Global watchdog says shadow-banking supervision too patchy
By Huw Jones
LONDON (Reuters) - Regulators have yet to get a firm handle on the world's $35 trillion shadow banking sector with supervision and data gathering still too patchy for spotting risks properly, the global Financial Stability Board said on Wednesday.
Banks face tougher rules since the 2007-09 financial crisis, prompting a shift in risks to shadow banking like repurchase agreements, securitization or pooling of debt, money market funds and securities lending by asset managers.
Policymakers now call the sector market-based financing that can offer alternative funding for the economy, but are still mindful of risks after securitization helped sow the seeds of the financial crisis.
Shadow banking usually refers to nonbanking firms carrying out services similar to those typically offered by banks.
They are better supervised than in the past but the FSB, which coordinates regulation for the Group of 20 economies (G20), said there are still gaps, with better quality data and improved sharing of data still needed to assess risks.
The FSB, chaired by Bank of England Governor Mark Carney, published its first review of how its rules for strengthening oversight of shadow banks are being implemented.
"More work is needed to ensure that the framework's application is rigorous enough for jurisdictions to comprehensively assess and respond to potential financial stability risks posed by non-bank financial entities, and to support FSB risk assessments and policy discussions," the FSB said.

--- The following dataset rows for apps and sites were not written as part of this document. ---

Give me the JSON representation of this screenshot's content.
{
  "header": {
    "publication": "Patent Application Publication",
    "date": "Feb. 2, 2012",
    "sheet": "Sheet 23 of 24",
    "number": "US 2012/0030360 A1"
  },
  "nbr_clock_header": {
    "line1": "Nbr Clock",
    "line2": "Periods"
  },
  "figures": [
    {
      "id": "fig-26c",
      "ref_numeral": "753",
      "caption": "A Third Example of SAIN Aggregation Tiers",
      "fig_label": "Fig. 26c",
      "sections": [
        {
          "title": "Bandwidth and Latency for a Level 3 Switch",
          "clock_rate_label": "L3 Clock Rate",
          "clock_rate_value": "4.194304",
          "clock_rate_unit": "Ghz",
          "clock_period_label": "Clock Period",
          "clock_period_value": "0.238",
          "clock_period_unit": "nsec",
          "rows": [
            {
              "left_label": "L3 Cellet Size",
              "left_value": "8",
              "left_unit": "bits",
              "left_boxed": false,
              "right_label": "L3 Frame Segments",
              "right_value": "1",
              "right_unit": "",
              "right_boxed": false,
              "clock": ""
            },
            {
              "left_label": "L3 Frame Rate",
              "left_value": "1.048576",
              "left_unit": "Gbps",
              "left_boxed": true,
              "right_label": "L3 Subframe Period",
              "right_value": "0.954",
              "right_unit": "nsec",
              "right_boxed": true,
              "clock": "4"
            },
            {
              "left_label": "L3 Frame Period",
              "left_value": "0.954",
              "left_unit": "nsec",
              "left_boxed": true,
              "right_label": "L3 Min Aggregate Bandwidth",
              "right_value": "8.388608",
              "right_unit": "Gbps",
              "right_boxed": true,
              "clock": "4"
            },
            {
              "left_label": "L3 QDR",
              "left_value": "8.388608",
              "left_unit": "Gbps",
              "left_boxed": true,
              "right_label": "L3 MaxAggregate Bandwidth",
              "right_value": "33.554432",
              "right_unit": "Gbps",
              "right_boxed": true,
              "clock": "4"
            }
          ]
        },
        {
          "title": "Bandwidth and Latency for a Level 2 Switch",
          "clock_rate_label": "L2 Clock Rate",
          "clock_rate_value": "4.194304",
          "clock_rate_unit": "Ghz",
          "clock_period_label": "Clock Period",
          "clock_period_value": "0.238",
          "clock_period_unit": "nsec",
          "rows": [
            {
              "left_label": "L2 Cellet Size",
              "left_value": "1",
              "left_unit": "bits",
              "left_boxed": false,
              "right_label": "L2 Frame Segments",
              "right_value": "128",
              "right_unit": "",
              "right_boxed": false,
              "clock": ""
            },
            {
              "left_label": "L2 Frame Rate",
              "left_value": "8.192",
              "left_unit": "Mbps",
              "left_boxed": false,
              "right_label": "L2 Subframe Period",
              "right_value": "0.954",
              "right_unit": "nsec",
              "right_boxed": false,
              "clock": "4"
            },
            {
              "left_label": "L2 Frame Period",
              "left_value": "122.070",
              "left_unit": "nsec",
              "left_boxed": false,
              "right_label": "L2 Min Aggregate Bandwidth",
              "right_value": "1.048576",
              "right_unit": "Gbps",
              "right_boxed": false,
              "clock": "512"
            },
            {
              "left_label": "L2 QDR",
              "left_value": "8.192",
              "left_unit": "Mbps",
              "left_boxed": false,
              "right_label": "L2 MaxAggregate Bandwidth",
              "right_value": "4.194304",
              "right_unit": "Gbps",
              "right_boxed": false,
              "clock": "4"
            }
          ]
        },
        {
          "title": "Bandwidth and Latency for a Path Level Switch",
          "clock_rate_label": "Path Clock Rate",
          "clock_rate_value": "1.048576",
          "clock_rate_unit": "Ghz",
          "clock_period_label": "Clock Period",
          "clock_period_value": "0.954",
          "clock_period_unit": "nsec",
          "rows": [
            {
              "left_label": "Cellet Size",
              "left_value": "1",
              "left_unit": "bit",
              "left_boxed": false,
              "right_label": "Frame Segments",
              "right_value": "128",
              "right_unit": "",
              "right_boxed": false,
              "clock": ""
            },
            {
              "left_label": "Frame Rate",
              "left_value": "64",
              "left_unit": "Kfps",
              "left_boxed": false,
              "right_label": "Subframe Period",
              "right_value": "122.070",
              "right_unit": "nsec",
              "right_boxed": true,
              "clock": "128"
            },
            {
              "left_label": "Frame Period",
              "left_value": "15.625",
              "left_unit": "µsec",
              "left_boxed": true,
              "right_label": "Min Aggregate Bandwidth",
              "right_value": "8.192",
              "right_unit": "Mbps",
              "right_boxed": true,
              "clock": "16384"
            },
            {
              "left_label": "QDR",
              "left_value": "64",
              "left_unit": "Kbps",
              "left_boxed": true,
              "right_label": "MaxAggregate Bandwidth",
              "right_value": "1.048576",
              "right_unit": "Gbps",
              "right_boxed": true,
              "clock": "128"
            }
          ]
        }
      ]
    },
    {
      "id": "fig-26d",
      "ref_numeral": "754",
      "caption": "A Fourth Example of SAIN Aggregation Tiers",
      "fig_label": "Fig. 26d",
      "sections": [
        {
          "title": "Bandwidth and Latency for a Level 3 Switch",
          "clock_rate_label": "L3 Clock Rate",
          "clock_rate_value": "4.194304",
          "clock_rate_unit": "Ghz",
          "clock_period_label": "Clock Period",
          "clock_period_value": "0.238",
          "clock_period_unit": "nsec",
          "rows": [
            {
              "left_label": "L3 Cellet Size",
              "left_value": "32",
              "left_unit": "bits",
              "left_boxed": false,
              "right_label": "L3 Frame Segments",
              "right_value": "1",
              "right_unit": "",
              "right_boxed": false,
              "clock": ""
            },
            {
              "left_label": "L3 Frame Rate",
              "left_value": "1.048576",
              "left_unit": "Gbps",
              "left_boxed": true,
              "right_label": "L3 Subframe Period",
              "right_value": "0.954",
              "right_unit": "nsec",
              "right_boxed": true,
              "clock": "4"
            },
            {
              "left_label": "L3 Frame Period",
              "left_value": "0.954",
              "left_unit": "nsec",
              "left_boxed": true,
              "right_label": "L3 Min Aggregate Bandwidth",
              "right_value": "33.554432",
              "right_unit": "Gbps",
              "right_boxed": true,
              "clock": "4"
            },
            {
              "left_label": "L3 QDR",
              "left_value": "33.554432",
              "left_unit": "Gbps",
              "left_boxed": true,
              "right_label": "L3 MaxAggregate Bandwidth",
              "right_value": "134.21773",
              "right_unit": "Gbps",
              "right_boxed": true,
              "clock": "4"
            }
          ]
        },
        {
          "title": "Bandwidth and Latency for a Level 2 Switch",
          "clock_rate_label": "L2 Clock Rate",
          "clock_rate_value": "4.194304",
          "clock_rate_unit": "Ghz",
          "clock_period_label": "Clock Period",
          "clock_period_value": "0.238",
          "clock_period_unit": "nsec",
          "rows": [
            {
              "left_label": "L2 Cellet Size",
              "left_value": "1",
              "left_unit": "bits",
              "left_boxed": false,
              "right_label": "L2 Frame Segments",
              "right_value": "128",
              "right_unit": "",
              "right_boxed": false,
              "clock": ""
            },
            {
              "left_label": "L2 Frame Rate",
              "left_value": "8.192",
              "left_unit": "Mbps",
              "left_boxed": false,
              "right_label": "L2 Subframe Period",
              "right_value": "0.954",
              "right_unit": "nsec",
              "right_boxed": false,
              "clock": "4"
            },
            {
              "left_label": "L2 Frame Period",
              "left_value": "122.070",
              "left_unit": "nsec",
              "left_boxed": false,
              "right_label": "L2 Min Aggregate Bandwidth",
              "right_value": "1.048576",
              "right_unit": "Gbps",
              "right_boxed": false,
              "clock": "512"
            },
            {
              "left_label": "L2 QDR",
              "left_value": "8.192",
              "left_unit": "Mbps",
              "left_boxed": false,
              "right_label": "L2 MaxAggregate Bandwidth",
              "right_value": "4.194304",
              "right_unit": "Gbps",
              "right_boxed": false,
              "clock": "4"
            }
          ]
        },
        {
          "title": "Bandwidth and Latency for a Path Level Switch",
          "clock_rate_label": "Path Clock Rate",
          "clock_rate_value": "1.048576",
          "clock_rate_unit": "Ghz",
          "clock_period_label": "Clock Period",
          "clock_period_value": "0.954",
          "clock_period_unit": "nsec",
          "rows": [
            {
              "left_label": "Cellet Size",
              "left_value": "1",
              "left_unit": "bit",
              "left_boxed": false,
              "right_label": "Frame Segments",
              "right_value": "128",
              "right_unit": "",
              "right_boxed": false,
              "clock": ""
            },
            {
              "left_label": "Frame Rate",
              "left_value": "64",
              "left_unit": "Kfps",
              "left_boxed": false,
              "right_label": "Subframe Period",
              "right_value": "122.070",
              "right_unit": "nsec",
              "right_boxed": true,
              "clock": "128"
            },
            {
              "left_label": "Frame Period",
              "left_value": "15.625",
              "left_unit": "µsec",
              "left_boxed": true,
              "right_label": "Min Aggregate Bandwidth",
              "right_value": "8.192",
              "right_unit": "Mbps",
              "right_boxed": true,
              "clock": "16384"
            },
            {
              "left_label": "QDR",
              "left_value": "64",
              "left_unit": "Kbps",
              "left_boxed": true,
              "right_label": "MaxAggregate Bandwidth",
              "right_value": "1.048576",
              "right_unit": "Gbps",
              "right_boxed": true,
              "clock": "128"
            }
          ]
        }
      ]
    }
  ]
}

"Gaps in the availability of data were particularly pronounced for non-regulated entities, given that authorities' data collection powers often do not extend to such entities," the FSB said. Continued...